Presentation #302.19 in the session Computation, Data Handling, Image Analysis — iPoster Session.

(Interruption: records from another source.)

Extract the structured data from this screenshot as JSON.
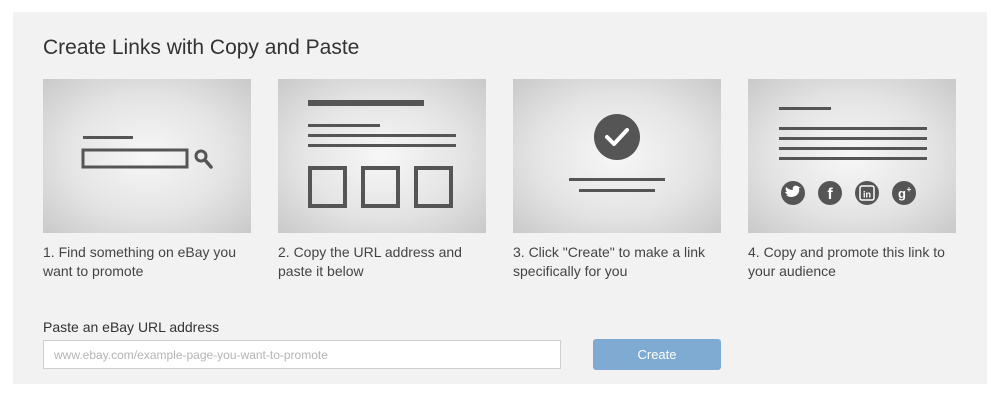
{
  "page": {
    "title": "Create Links with Copy and Paste"
  },
  "steps": [
    {
      "text": "1. Find something on eBay you want to promote",
      "icon": "search-bar-icon"
    },
    {
      "text": "2. Copy the URL address and paste it below",
      "icon": "document-layout-icon"
    },
    {
      "text": "3. Click \"Create\" to make a link specifically for you",
      "icon": "checkmark-icon"
    },
    {
      "text": "4. Copy and promote this link to your audience",
      "icon": "social-share-icon"
    }
  ],
  "form": {
    "label": "Paste an eBay URL address",
    "placeholder": "www.ebay.com/example-page-you-want-to-promote",
    "value": "",
    "button_label": "Create"
  },
  "colors": {
    "panel_bg": "#f2f2f2",
    "illustration_dark": "#555555",
    "button_bg": "#7fabd2",
    "button_text": "#ffffff"
  }
}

Stars are useful tracers of galaxy formation and evolution because they provide information about the conditions in which the stars were born. High precision measurements of stellar properties — such as line-of-sight velocity, distance, surface temperature, gravity, and chemical abundances — require properly-reduced spectral observations, which is done using spectral reduction pipelines (SRPs). In this poster, we present a comparisons of SRP outputs for 600ZD Keck II/DEIMOS spectra of Milky Way halo stars from the HALO7D survey (R~2000, wavelength coverage of ~5000-10000A); this sample includes ~230 stars with a range of magnitudes of 18 < G < 21 and colors 0.3 < B-R < 3.8, with a spectral signal-to-noise ratio (SNR) range of 10-100/pixel (mean of 43.9/pixel). The output 1d spectra are compared between the IDL-based, industry-standard, DEEP2 spec2d pipeline and the newer, Python-based PypeIt pipeline. These comparisons focus on wavelength solutions, continuity across the chip gap, sky line subtraction, extracted SNR, vignetting, strength of spectral features, and amount of quality assessment outputs. In general, our tests show that PypeIt performs as well as, or better than spec2d for our DEIMOS data; wavelength solutions agree within ~1 pixel, better skyline subtraction, more continuous spectra, less vignetting, and higher extracted SNR. PypeIt is also less of a black-box than spec2d, which makes diagnosing and fixing problems easier, and the long list of PypeIt-compatible spectrographs allows users to easily reduce data from many instruments without needing to learn a new pipeline. As PypeIt continues to improve with each update, we expect that these differences will become more prominent, and our suite of tests can be used to show the improvement in each version.